I actually think there's too many samples, but that's just my opinion. Killjoy's the last person in the assembly line in the streamlined recording process. He does his vocals, throws on the samples and mixes. We don't have huge budgets to do alternate mixes and send CDRs around. We just leave it to Killjoy, and he uses his discretion. That sample you mentioned is from a movie called "August Underground", that some people Killjoy knows made. The video we did for that song has some clips from the movie.

 

 

What's next on the Ravenous agenda, as well as with anything else you have planned? What's the status regarding what your working with? Besides The Ravenous and Nuke, is there anything else your working on? You still jamming on any Black Metal material post-Hemlock? Has Anthrax asked you to rejoin yet, haha! =) Please fill us in!

Haha, indeed! I do not know as of now what's next for The Ravenous...could be we could do a US festival or 2, now that we have new shit out, but that of course depends on what the members' other bands are doing. I guess I already plugged my new band earlier. We're looking for a label at the moment, and we can be reached at overlordext@hotmail.com

 

 

Ok, I think that's it, man!
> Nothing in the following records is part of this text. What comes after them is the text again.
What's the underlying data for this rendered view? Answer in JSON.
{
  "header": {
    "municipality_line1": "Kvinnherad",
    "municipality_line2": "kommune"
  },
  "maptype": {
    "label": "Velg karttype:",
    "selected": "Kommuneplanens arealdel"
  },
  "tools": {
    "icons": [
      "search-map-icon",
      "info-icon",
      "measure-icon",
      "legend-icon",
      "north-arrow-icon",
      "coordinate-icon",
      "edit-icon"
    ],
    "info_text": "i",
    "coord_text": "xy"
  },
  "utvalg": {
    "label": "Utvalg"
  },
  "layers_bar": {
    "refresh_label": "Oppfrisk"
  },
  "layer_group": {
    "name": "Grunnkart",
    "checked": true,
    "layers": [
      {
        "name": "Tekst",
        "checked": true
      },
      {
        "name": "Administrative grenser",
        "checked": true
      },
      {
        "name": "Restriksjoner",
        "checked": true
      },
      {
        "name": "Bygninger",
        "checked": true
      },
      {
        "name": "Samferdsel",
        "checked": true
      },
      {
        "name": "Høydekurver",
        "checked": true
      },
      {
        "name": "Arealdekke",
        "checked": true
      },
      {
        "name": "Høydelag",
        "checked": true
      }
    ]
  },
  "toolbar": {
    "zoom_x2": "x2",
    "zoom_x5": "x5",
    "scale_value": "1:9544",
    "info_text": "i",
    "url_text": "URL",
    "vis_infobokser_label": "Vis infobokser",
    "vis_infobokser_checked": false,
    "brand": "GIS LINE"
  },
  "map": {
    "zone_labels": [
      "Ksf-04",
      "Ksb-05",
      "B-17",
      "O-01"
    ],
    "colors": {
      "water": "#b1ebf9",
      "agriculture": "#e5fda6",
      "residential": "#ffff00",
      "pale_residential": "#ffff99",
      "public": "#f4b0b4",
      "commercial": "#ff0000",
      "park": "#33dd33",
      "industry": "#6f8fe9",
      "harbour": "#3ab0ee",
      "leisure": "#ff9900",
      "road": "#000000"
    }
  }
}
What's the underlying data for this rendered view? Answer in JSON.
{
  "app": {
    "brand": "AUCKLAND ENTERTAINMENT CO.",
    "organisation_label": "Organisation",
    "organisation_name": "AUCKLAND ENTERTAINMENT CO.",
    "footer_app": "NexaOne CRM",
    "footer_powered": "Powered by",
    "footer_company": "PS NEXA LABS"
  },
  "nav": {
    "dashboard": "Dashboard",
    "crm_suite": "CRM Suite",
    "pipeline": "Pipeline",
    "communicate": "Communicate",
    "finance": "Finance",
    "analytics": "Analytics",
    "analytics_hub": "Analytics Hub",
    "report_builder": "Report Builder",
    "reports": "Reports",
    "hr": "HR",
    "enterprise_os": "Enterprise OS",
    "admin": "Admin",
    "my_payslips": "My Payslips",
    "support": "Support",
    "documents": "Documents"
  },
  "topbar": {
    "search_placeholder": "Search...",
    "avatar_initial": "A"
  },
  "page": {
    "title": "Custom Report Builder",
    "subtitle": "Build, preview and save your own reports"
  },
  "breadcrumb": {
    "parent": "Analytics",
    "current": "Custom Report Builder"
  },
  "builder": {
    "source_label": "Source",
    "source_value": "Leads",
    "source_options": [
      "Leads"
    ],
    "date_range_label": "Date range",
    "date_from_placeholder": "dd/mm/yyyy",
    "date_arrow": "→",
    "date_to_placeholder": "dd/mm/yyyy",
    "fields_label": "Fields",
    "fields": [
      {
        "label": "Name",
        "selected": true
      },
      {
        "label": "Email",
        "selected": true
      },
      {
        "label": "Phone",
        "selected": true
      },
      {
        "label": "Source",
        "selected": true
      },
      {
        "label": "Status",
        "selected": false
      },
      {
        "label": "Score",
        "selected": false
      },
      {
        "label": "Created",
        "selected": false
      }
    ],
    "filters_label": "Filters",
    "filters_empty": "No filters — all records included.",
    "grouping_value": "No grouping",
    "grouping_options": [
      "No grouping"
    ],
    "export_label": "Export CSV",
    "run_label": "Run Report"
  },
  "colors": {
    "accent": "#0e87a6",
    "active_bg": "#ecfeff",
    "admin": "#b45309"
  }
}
THANKS again for your time in this, I really appreciate it! Best of luck with everything!! Die hard!

No problem, dude. Thanks for your interest.